Give back every record below in full and exactly, but without a single image.

● **Element data from apps and pages**:
====================

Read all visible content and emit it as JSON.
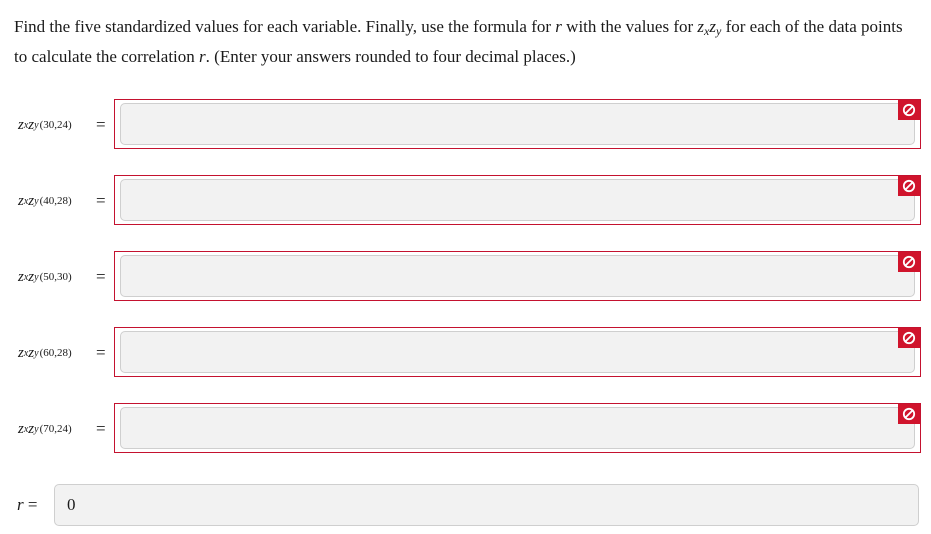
{
  "instructions": {
    "part1": "Find the five standardized values for each variable. Finally, use the formula for ",
    "r_symbol": "r",
    "part2": " with the values for ",
    "z_symbol": "z",
    "x_sub": "x",
    "y_sub": "y",
    "part3": " for each of the data points to calculate the correlation ",
    "part4": ". (Enter your answers rounded to four decimal places.)"
  },
  "rows": [
    {
      "coord": "(30,24)",
      "value": ""
    },
    {
      "coord": "(40,28)",
      "value": ""
    },
    {
      "coord": "(50,30)",
      "value": ""
    },
    {
      "coord": "(60,28)",
      "value": ""
    },
    {
      "coord": "(70,24)",
      "value": ""
    }
  ],
  "row_label": {
    "z": "z",
    "x": "x",
    "y": "y"
  },
  "equals": "=",
  "r_answer": {
    "label": "r",
    "equals": "=",
    "value": "0"
  },
  "colors": {
    "error_red": "#d0142c",
    "input_bg": "#f2f2f2",
    "input_border": "#cfcfcf"
  },
  "icons": {
    "error": "no-entry-icon"
  }
}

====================

● **PROBLEM SOLUTION**:
Read all visible content and emit it as JSON.
{
  "instructions": {
    "part1": "Find the five standardized values for each variable. Finally, use the formula for ",
    "r_symbol": "r",
    "part2": " with the values for ",
    "z_symbol": "z",
    "x_sub": "x",
    "y_sub": "y",
    "part3": " for each of the data points to calculate the correlation ",
    "part4": ". (Enter your answers rounded to four decimal places.)"
  },
  "rows": [
    {
      "coord": "(30,24)",
      "value": ""
    },
    {
      "coord": "(40,28)",
      "value": ""
    },
    {
      "coord": "(50,30)",
      "value": ""
    },
    {
      "coord": "(60,28)",
      "value": ""
    },
    {
      "coord": "(70,24)",
      "value": ""
    }
  ],
  "row_label": {
    "z": "z",
    "x": "x",
    "y": "y"
  },
  "equals": "=",
  "r_answer": {
    "label": "r",
    "equals": "=",
    "value": "0"
  },
  "colors": {
    "error_red": "#d0142c",
    "input_bg": "#f2f2f2",
    "input_border": "#cfcfcf"
  },
  "icons": {
    "error": "no-entry-icon"
  }
}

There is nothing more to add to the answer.